Date on Master's Thesis/Doctoral Dissertation
Nantz, Michael H.
Drug delivery; Gene therapy; Nanoparticle; Aminooxy reagents; Alternating magnetic field; Doxorubicin
Nanoparticles; Drug delivery devices; Gene therapy
The properties and broad applications of nano-magnetic colloids have generated much interest in recent years. Specially, Fe304 nanoparticles have attracted a great deal of attention since their magnetic properties can be used for hyperthermia treatment or drug targeting. For example, enhanced levels of intracellular gene delivery can be achieved using Fe304 nano-vectors in the presence of an external magnetic field, a process known as 'magnetofection'. The low cytotoxicity, tunable particle size, ease of surface functionalization, and ability to generate thermal energy using an external alternating magnetic field (AMF) are properties have propelled Fe304 research to the forefront of nanoparticle research.

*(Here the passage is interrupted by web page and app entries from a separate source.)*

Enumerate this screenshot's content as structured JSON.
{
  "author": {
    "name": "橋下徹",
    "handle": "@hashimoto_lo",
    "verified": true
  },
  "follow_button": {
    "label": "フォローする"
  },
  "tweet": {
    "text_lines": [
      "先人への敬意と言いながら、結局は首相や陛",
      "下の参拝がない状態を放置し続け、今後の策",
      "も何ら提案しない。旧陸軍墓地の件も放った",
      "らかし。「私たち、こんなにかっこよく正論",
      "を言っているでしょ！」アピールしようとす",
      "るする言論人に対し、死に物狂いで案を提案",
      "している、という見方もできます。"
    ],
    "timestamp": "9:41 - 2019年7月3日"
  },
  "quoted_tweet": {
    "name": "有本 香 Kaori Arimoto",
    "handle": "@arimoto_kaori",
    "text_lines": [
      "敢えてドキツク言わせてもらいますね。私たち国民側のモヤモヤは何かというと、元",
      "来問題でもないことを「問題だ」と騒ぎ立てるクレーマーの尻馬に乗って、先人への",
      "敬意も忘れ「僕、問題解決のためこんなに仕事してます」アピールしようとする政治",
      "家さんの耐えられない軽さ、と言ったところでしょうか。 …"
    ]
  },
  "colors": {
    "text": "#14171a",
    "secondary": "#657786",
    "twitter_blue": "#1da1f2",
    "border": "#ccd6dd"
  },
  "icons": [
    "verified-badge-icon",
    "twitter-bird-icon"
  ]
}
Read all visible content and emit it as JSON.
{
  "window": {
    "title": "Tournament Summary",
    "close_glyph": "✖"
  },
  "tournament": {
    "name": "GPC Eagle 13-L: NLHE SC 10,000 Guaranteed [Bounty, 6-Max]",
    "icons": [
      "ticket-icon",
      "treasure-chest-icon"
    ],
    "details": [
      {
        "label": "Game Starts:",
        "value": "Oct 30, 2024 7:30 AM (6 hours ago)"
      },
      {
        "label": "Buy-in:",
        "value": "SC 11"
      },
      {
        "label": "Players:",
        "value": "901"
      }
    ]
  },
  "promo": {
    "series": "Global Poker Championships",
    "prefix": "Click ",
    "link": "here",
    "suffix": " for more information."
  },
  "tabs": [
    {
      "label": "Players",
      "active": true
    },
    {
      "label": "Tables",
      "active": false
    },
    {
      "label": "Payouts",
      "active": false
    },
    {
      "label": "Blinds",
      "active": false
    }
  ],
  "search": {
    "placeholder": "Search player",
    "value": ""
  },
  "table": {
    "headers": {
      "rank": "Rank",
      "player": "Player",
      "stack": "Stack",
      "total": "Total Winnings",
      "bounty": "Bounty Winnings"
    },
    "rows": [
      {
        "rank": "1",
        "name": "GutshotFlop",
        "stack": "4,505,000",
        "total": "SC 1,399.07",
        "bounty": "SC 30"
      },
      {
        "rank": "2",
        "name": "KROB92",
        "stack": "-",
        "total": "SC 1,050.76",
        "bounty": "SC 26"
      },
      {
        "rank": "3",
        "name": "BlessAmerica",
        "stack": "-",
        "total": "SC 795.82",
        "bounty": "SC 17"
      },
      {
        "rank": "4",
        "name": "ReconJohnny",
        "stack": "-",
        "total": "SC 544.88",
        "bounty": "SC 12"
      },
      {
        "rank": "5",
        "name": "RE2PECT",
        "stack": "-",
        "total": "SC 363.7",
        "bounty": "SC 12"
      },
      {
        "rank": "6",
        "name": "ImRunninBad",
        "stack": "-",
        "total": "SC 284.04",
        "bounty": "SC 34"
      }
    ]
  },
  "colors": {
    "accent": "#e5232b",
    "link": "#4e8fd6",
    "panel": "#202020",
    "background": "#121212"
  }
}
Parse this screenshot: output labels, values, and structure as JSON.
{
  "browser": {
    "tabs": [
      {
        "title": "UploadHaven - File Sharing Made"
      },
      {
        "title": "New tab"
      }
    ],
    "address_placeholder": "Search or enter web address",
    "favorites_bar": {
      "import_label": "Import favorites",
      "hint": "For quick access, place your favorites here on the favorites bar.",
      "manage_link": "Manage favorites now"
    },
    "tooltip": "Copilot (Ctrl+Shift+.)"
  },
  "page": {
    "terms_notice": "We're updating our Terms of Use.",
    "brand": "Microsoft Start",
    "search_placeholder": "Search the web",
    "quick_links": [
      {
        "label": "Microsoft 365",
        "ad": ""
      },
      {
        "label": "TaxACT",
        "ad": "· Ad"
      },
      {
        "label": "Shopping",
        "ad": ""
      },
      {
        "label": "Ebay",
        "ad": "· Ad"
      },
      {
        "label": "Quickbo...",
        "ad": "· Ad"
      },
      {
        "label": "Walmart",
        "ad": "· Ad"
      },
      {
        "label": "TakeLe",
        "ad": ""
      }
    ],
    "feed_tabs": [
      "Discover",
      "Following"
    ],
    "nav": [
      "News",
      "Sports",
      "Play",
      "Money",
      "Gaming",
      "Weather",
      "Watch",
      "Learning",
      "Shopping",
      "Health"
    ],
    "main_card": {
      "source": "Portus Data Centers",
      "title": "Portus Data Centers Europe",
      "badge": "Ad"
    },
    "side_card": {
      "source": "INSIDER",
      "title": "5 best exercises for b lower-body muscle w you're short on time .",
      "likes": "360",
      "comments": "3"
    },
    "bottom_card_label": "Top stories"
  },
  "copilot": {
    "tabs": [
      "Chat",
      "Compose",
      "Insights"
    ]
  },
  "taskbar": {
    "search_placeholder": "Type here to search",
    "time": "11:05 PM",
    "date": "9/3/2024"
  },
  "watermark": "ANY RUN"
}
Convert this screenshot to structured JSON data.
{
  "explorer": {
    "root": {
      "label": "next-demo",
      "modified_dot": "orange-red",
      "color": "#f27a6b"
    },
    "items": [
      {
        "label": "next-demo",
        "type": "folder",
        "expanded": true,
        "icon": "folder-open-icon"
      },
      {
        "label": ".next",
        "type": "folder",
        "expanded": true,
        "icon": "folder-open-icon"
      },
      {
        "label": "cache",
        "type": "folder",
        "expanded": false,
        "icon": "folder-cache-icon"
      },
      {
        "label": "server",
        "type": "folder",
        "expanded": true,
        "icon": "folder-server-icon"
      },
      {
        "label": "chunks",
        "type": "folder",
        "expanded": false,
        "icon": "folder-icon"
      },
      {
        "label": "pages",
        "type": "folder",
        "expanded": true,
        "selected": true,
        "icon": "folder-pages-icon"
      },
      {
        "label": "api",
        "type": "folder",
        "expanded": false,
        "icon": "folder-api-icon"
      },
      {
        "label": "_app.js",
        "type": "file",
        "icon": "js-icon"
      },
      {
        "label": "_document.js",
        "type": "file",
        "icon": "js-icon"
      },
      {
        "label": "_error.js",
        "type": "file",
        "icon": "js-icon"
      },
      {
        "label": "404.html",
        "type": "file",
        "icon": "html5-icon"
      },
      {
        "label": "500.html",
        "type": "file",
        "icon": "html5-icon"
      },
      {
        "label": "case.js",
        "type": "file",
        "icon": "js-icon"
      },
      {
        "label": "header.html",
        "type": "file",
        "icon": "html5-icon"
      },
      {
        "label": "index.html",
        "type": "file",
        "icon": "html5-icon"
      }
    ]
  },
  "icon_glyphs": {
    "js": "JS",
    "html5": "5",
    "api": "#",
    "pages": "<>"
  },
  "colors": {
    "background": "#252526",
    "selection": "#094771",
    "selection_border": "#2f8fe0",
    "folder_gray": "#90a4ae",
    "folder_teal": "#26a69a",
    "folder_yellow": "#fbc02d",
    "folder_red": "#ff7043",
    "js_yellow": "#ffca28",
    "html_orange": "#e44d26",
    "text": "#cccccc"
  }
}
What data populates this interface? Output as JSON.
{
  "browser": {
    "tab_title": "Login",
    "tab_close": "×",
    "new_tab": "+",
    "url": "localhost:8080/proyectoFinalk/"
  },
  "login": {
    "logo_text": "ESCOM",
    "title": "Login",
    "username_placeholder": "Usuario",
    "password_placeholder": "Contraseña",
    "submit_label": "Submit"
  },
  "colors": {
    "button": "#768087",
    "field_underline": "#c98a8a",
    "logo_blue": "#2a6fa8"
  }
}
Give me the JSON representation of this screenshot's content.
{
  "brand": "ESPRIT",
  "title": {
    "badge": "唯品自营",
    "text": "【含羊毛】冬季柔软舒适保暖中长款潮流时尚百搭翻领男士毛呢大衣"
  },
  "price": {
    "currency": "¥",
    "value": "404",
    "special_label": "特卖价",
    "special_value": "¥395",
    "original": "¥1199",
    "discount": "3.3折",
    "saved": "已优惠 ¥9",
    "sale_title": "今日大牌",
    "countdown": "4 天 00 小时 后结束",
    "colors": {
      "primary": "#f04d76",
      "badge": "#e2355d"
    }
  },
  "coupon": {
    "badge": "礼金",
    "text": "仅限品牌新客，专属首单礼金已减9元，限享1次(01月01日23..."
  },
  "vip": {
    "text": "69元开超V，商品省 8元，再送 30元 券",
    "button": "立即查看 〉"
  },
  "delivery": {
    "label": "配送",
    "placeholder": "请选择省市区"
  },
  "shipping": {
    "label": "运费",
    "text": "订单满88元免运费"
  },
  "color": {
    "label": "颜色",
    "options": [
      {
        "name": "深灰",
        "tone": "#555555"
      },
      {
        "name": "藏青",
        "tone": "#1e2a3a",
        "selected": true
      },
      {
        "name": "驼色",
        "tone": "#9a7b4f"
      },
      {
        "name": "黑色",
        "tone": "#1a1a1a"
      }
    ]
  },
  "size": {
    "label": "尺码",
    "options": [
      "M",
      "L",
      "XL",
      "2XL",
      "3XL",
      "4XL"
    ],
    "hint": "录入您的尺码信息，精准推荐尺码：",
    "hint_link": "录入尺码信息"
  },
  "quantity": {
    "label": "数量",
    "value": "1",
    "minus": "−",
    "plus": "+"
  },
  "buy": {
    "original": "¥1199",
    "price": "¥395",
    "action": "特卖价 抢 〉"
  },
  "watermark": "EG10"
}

The strategy of nanoparticle-mediated, AMF-induced heat generation has been used to effect intracellular hyperthermia. One application of this 'magnetic hyperthermia' is heat activated local delivery of a therapeutic effector (e.g.; drug or polynucleotide). This thesis describes the development of a magnetic nano-vector for AMF-induced, heat-activated pDNA and small molecule delivery. The use of heat-inducible vectors, such as heat shock protein (hsp) genes, is a promising mode of gene therapy that would restrict gene expression to a local region by focusing a heat stimulus only at a target region. We thus aimed to design an Fe304 nanoparticle-mediated gene transfer vehicle for AMF-induced localized gene expression. We opted to use 'click' oximation techniques to assemble the magnetic gene transfer vector. Chapter 2 describes the synthesis, characterization, and transfection studies of the oxime ether lipid-based nano-magnetic vectors MLP and dMLP. The synthesis and characterization of a novel series of quaternary ammonium aminooxy reagents (2.1-2.4) is described. These cationic aminooxy compounds were loaded onto nanoparticles for ligation with carbonyl groups and also to impart a net positive charge on the nanoparticle surface. Our studies indicated that the non-toxic magnetoplexes (magnetic nanoparticle + pDNA complex) derived from dMLP deliver pDNA into mammalian cells even without external magnetic assistance. To date, dMLP is the only polymer-free magnetic gene delivery system that can deliver pDNA without any magnetic assistance. Chapter 3 of this thesis outlines the synthesis and characterization of other oxime ether lipids and details studies using derived-lipoplexes. These lipids were evaluated in pDNA and siRNA transfection studies in various mammalian cell lines. This work constitutes the first use of an oxime ether as the linking domain in cationic transfection lipids. These biocompatible oxime ether lipids can be readily assembled by click chemistry through ligation of hydrophobic aldehydes with quaternary ammonium aminooxy salts. Our studies showed that the oxime ether lipids transfected pDNA and siRNA efficiently in MCF -7, H 1792, and in PAR C 10 cells comparable to and in some cases better than commercial transfection lipids. Chapter 4 describes the design and characterization of a nano-magnetic delivery system for AMF-induced drug (doxorubicin) release. In efforts to develop a magnetic formulation free from thermo sensitive materials, such as hydrogels, we synthesized three nanoparticle-based doxorubicin formulations using charge interactions as the key associative force. To do so, we synthesized and characterized a novel cationic oxime ether conjugate at C-13 of doxorubicin. Our investigation indicated that the positive charge of the oxime ether drug conjugate tended to bind better to the negatively charged nanoparticle than did the other formulations prepared in stepwise manner. Our findings show that the nano-magnetic formulations remained essestially inactive at body temperature (37.5 °C) and released a majority of the cargo only when exposed to an external AMF. Our designed magnetic drug delivery platform is the first example of an AMF-inducible system that does not depend on the inclusion of thermo sensitive materials. Finally, we have developed a bioanalytical application of the highly chemoselective oximation chemistry using aminooxy reagent 2.1. Chapter 5 describes a silica microchip containing micropillars coated with cationic aminooxy reagent 2.1. The microchip captures gaseous ketones and aldehydes from exhaled human breath. A brief description of microchip fabricated breath analyzer and breath analysis is described in Chapter 5. Our studies showed that the acetone capture efficiency of the aminooxy-loaded microchip was 98%.
Biswas, Souvik, "Functionalized nanoparticles for AMF-induced gene and drug delivery." (2011). Electronic Theses and Dissertations. Paper 112.